Leading scorer Cameron Johnson spiked a fever Thursday night, and he wound up going 4 of 11 from the floor and scoring 15 points. Top bench player Nassir Little didn’t practice all week with the same symptoms, and he wound up scoring four points in just 12 minutes.
“Nassir didn’t have the same lift and Cam wasn’t the same person on the court, but those are just excuses,” said North Carolina coach Roy Williams, whose team was the first No. 1 seed to go down.
Auburn-Carolina was the track meet everyone anticipated from the opening tip, the only difference that the Tar Heels preferred to go to the basket while the Tigers kept pulling up for 3s.
Early on, they didn’t make nearly enough.
Yet they managed to track down all the long boards, allowing Pearl’s team to hang tough on the glass against the team with the nation’s No. 1 rebounding differential. That in turn gave them second and third chances down floor, and allowed Auburn to take a 41-39 lead into the break.
The Tigers’ run eventually reached 14-0 spanning halftime, giving them the first double-digit lead of the game. Williams finally relented and called timeout, and the genteel North Carolina coach with the aw-shucks disposition spent most of it savagely ripping into his bench.
The Tar Heels responded, at least for a while. But even when Maye and Johnson managed to trim their deficit to 60-54 with 13 minutes left, and a building solidly packed with Carolina blue began to stir, a brazen bunch of Tigers answered by rejecting a pair of dunks and knocking down a 3.
Or two or three of them.
In fact, they knocked down five straight 3s at one point. Purifoy had two, prompting Williams to ask, “Who has No. 3!?” The answer was nobody: Purifoy knocked down another for good measure.
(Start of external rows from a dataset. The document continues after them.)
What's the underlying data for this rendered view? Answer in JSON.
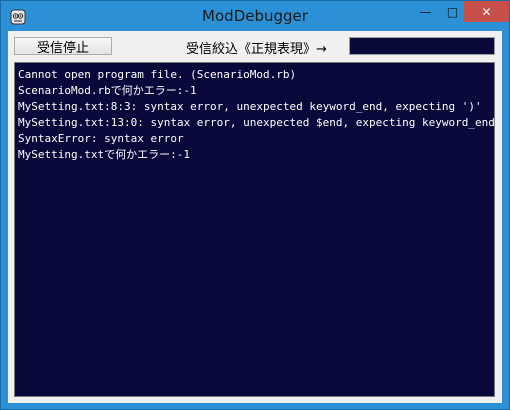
{
  "window": {
    "title": "ModDebugger",
    "minimize_glyph": "—",
    "maximize_glyph": "□",
    "close_glyph": "✕",
    "app_icon": "bug-icon",
    "accent_color": "#2b90d6",
    "close_color": "#c7504a"
  },
  "toolbar": {
    "recv_stop_label": "受信停止",
    "filter_label": "受信絞込《正規表現》→",
    "filter_value": ""
  },
  "console": {
    "background": "#08083a",
    "lines": [
      "Cannot open program file. (ScenarioMod.rb)",
      "ScenarioMod.rbで何かエラー:-1",
      "MySetting.txt:8:3: syntax error, unexpected keyword_end, expecting ')'",
      "MySetting.txt:13:0: syntax error, unexpected $end, expecting keyword_end",
      "SyntaxError: syntax error",
      "MySetting.txtで何かエラー:-1"
    ]
  }
}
“I’ll never use that halftime talk again,” Williams said, “because it sure as dickens didn’t work.”
The Tigers’ momentum finally slowed when Okeke’s left knee buckled on the way to the basket. The sophomore forward crumpled to the floor along the baseline, rolling around in agony and disappointment, and it eventually took two trainers to help him limp to the locker room.
“We think it could be serious,” Pearl said. “In those moments you begin to see what these guys are made of, the fabric. Our guys started to pray, and asked God to watch over our brother.”
Then the Tigers gave him something good to watch in the locker room.
Brown knocked down one more 3 to give the Tigers an 88-72 lead with 2:12 left, then took a steal for an emphatic breakaway dunk that the left the backboard shaking, and a single section sporting orange opposite the Auburn bench joined the celebration with a team headed back to the Elite Eight.
“I’m really proud of our team,” Okeke said through a team spokesman. “We were able to make history tonight. We do not drop off when we go to our bench and we’ll be ready for whoever we play on Sunday.”
Auburn was dynamic from the perimeter but dreadful from the foul line, going 8 of 17. It was a wonder North Carolina didn’t start fouling with about 5 minutes left, particularly the way the Tigers were shooting it from everywhere else.
North Carolina was 7 of 28 from the 3-point line, numbers that simply didn’t add up against Auburn’s barrage. Now the question becomes who will leave for the NBA? The Tar Heels have plenty of top pro prospects, and those upcoming decisions will largely shape next season.
Auburn will face the Wildcats on Sunday afternoon for a spot in the Final Four. The Tigers have faced Kentucky twice this season, losing close at home before getting blown out at Rupp Arena.
SOURCE: DAVE SKRETTA, AP